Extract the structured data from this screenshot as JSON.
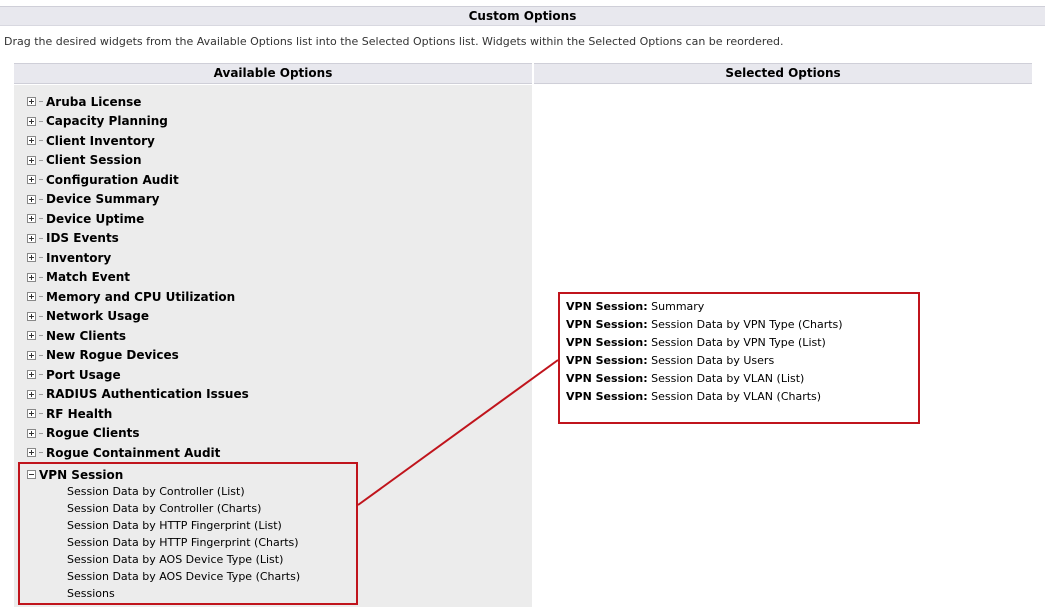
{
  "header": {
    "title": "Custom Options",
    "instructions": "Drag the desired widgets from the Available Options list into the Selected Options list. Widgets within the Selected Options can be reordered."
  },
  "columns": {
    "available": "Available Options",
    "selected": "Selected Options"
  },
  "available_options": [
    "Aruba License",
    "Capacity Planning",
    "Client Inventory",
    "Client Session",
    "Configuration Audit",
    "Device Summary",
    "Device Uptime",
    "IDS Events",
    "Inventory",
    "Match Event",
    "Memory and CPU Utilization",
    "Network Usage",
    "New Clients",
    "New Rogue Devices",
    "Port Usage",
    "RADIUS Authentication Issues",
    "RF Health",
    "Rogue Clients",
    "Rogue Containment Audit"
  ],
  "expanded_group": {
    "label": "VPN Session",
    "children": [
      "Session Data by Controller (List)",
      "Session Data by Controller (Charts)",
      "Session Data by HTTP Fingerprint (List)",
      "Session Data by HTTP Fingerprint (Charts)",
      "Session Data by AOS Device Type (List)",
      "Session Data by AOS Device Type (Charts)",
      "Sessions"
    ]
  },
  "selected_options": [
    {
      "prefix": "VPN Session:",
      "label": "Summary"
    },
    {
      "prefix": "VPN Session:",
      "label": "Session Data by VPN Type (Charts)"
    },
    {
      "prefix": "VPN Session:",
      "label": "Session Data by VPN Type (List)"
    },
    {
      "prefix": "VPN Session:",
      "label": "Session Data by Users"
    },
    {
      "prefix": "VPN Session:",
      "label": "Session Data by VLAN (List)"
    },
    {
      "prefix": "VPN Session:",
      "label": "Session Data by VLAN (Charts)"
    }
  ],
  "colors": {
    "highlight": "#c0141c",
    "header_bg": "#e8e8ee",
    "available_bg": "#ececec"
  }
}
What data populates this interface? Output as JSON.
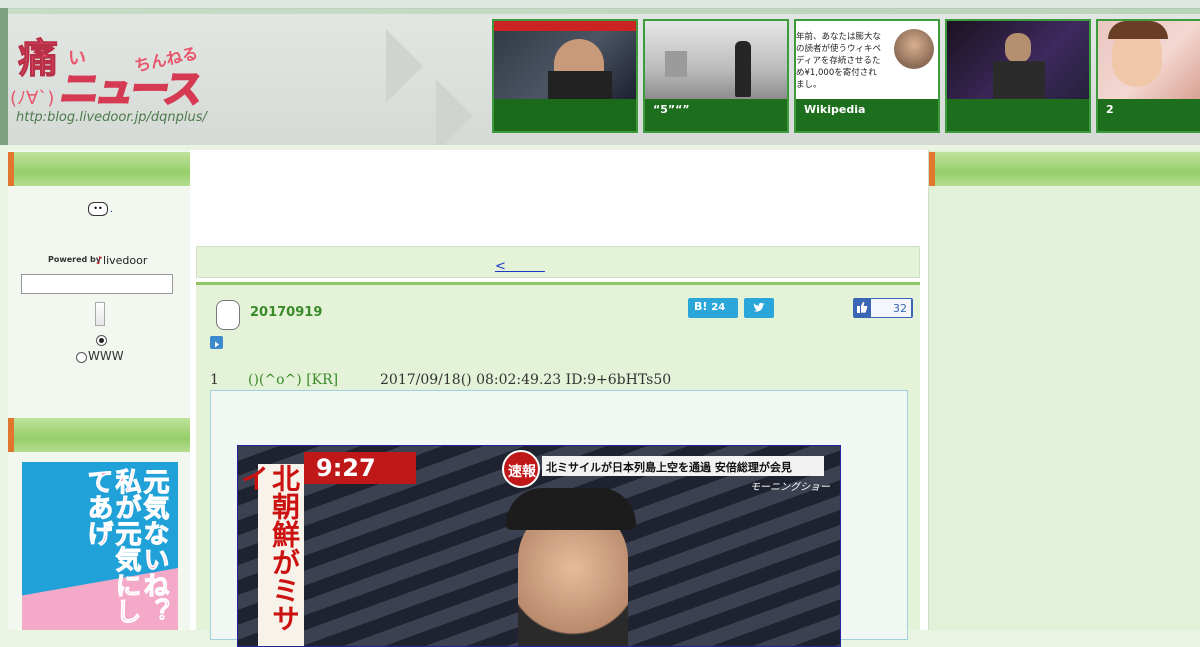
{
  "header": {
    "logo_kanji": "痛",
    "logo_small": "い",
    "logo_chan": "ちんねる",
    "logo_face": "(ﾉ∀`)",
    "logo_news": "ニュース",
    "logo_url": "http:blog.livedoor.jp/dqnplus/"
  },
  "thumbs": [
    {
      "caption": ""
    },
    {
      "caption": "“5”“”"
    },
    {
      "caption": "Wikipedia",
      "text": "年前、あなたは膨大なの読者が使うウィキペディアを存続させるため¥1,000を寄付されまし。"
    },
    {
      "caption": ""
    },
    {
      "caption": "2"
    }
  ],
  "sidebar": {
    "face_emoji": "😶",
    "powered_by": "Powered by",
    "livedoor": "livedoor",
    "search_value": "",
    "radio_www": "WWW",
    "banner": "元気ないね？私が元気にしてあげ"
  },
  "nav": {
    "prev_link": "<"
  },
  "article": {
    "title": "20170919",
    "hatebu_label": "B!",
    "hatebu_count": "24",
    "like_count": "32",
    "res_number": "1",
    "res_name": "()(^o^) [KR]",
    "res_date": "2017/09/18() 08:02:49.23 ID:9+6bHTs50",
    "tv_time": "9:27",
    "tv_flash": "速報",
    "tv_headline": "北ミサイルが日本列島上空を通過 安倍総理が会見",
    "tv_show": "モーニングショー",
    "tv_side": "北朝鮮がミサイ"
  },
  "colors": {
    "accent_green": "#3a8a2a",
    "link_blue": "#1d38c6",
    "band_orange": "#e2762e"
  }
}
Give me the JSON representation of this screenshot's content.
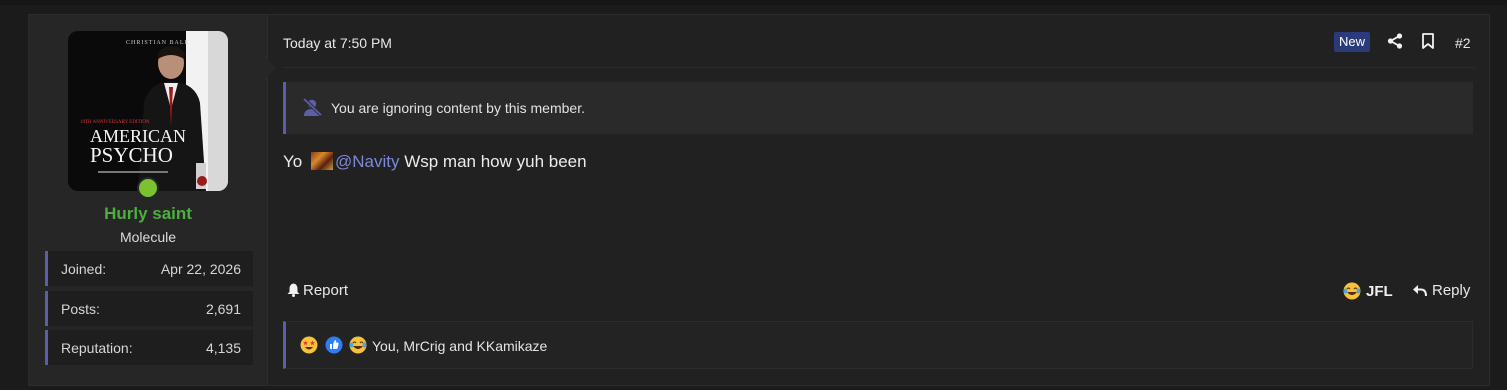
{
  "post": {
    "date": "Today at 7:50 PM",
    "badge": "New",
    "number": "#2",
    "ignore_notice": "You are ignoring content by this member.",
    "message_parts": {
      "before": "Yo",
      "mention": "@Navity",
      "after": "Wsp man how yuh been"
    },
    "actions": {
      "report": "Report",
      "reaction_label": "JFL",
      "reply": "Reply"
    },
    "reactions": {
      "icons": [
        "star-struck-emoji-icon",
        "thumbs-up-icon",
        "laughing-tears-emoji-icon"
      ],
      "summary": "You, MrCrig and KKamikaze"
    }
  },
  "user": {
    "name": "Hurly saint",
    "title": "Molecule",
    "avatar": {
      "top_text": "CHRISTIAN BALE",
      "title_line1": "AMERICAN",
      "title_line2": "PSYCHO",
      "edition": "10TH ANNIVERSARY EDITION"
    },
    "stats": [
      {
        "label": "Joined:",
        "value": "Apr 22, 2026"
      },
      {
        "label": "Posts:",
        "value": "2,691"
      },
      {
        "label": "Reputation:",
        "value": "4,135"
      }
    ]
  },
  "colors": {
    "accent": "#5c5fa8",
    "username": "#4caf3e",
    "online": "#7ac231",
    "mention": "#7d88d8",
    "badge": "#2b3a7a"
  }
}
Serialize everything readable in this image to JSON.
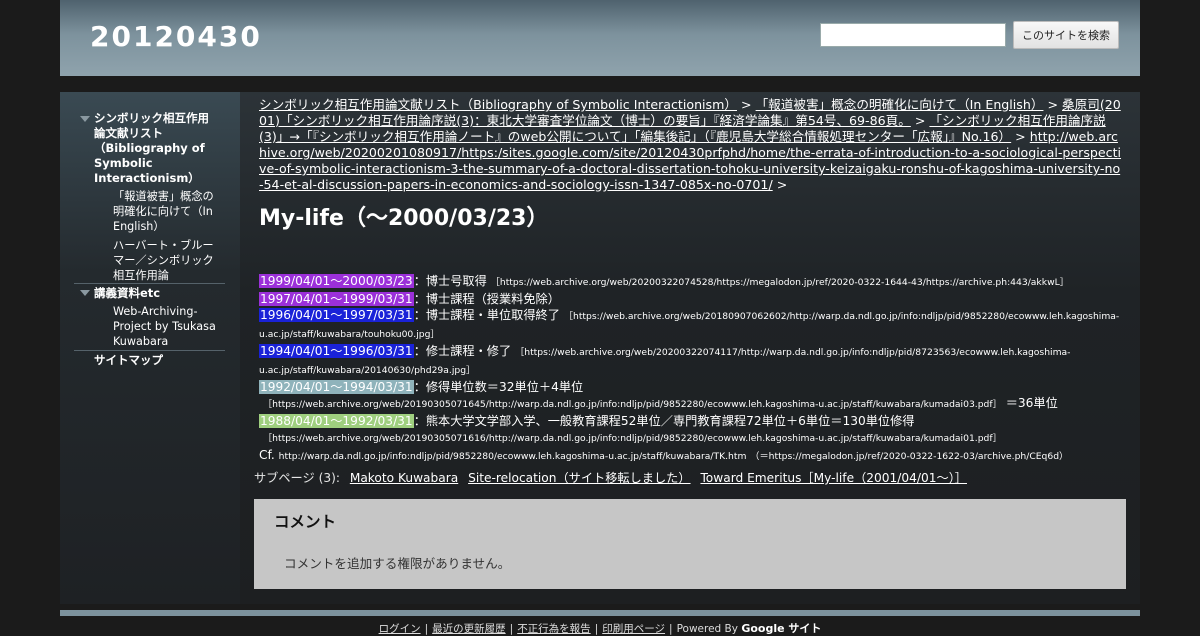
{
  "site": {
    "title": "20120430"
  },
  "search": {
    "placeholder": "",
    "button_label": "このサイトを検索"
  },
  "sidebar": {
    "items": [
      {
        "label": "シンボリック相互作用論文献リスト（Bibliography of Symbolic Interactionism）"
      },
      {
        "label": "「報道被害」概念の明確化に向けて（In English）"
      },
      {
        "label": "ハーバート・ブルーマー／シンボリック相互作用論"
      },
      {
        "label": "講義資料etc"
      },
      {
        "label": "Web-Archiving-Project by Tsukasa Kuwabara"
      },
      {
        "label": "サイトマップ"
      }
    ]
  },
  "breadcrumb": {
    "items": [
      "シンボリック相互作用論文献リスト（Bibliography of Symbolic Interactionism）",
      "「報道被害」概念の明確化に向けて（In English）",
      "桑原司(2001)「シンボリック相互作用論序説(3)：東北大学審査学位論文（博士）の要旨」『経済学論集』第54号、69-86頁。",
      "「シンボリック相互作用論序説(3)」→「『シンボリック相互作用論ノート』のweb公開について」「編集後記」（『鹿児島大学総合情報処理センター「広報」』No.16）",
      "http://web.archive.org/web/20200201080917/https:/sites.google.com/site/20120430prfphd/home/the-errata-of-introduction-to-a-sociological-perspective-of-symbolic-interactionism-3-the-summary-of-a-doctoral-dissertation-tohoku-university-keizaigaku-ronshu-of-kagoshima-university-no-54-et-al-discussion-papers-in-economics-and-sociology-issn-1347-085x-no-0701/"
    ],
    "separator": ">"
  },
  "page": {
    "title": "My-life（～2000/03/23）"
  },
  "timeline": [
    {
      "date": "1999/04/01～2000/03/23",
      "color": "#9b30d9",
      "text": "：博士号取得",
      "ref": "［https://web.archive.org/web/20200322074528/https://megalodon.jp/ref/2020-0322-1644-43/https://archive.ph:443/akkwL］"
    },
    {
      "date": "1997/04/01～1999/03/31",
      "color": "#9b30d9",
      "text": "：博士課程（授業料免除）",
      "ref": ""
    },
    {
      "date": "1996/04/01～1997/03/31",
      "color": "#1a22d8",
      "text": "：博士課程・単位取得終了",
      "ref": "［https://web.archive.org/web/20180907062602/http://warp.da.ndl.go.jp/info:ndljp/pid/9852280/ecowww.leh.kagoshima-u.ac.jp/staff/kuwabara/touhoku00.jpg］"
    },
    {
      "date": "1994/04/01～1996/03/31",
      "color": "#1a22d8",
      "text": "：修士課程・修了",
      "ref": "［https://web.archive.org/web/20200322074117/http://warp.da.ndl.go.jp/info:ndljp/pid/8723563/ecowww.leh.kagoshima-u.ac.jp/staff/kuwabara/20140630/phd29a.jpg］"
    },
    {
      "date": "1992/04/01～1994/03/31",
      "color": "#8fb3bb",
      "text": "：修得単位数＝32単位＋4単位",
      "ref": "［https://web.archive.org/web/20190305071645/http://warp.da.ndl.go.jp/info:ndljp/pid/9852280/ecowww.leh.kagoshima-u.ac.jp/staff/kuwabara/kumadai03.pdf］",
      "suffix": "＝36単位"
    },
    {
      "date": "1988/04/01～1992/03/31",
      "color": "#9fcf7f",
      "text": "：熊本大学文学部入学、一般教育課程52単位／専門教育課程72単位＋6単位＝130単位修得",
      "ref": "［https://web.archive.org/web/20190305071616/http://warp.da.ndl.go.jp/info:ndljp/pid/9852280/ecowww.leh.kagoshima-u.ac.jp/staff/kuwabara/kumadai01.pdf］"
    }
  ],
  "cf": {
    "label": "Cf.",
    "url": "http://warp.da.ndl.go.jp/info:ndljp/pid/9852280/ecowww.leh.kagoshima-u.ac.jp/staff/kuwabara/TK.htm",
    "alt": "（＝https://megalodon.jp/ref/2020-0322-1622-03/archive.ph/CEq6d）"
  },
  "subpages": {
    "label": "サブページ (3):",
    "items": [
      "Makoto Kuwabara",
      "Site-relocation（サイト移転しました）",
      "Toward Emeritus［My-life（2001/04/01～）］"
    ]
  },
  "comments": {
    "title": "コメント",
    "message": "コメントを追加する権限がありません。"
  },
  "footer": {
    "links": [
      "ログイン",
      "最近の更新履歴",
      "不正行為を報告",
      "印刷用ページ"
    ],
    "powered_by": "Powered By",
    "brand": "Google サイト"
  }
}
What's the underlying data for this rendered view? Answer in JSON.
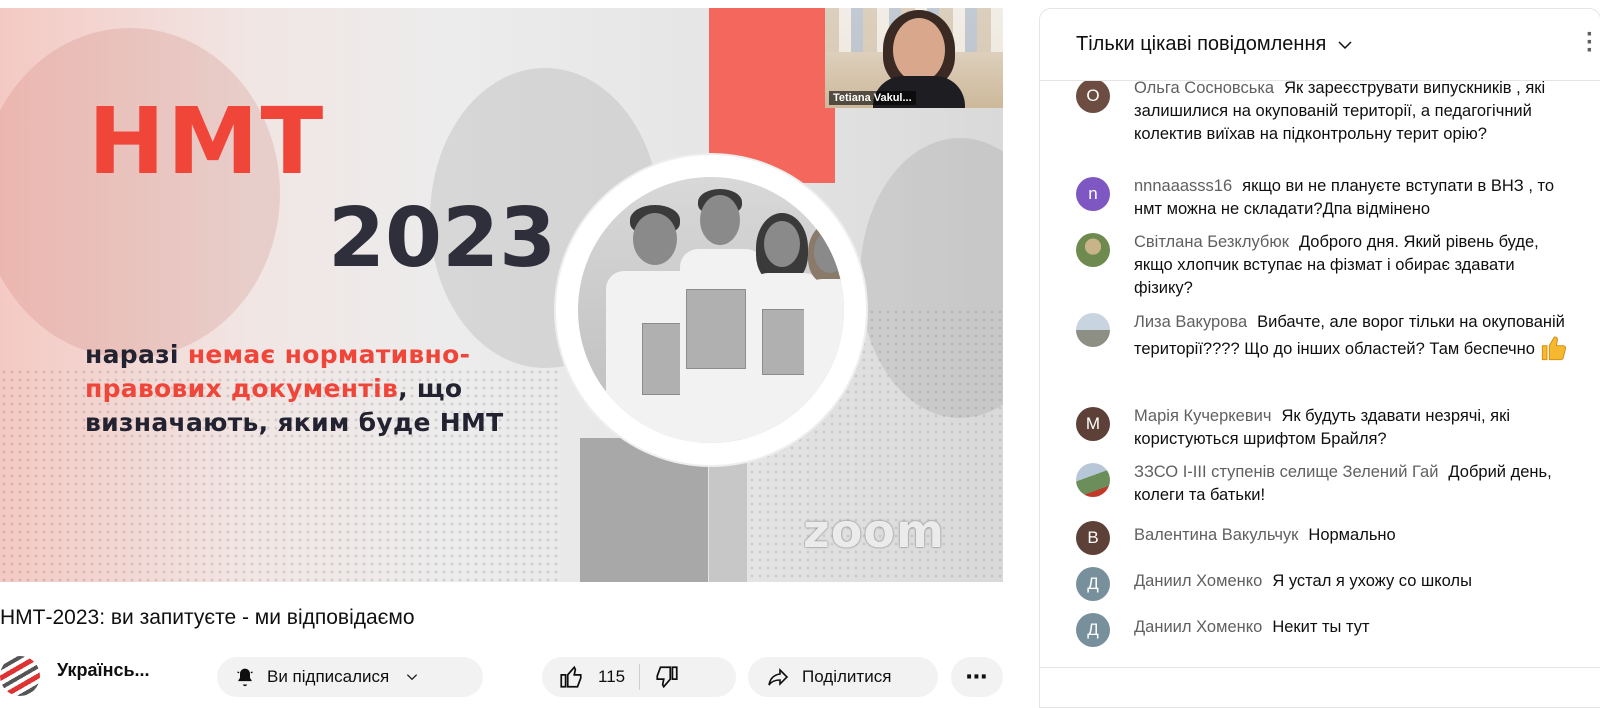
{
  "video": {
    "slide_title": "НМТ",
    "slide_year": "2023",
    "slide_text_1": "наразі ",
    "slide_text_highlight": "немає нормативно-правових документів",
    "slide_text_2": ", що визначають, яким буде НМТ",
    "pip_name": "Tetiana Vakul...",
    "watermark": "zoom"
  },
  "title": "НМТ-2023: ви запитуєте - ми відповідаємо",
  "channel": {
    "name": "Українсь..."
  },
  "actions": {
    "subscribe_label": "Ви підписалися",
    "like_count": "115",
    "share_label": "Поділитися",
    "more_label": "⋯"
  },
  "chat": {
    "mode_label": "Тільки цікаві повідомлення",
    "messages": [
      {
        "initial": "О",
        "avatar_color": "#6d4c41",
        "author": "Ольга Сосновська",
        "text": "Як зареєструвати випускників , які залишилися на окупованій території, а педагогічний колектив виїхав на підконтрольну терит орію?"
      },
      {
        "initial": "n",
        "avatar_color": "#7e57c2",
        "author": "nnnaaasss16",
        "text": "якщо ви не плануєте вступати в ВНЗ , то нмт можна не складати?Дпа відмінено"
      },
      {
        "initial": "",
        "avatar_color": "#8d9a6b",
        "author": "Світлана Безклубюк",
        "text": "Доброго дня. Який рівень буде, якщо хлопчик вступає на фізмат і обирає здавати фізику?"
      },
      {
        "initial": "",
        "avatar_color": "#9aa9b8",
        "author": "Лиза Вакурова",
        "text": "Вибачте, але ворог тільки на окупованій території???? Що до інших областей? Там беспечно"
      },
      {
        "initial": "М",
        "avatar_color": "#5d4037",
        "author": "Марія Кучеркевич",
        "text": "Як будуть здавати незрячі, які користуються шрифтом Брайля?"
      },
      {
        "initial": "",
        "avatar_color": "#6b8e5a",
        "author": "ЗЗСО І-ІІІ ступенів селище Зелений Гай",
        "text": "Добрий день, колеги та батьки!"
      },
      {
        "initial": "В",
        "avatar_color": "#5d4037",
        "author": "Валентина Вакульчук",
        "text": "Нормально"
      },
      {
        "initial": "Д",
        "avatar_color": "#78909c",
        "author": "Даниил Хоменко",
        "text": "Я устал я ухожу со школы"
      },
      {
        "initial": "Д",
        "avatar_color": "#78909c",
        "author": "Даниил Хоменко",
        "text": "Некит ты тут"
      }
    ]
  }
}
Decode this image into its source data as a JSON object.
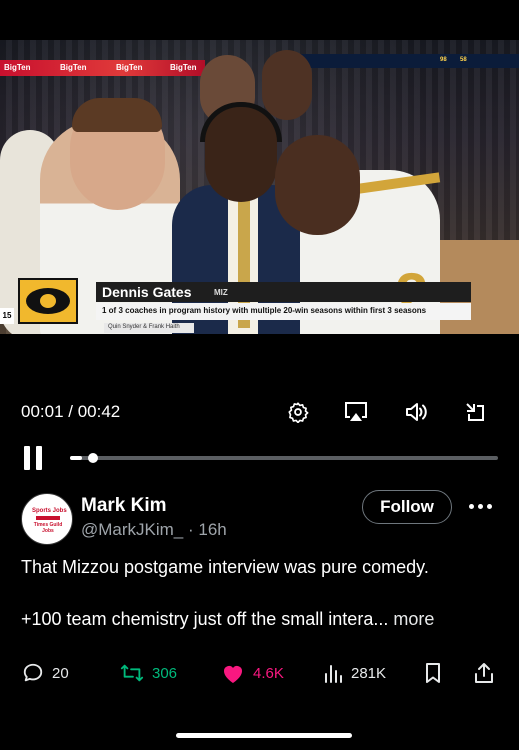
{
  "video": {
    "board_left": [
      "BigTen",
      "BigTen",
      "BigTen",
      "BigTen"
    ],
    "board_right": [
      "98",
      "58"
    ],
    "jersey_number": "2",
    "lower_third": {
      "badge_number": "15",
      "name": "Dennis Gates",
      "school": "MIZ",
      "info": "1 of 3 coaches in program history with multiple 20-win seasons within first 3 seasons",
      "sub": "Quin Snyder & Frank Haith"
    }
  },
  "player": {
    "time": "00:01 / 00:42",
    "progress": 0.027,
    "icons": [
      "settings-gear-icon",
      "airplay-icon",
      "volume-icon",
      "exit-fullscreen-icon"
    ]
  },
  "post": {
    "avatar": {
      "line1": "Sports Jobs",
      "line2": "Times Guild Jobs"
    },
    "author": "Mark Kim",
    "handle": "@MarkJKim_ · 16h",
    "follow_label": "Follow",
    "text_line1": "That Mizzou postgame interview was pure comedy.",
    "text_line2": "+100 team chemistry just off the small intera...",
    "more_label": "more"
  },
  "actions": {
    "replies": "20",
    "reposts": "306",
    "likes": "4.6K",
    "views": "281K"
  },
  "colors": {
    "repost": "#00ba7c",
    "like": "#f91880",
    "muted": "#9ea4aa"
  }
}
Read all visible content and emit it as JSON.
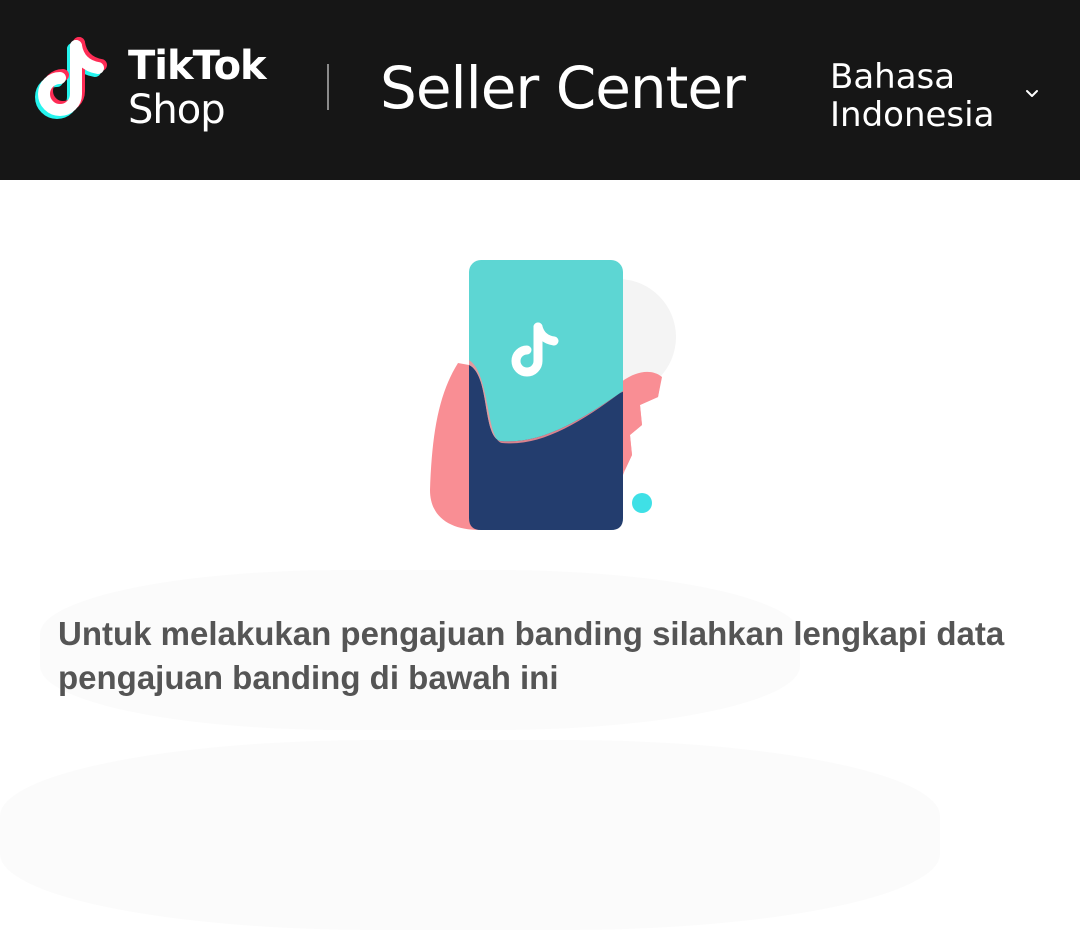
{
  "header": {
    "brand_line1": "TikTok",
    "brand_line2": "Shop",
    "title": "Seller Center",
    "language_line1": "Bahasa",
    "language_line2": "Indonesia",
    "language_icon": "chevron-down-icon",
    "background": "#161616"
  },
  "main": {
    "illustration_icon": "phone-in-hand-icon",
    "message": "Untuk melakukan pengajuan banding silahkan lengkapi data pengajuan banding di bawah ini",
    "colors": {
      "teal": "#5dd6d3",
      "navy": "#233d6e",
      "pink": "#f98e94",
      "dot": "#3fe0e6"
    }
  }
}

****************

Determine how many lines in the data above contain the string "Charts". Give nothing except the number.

5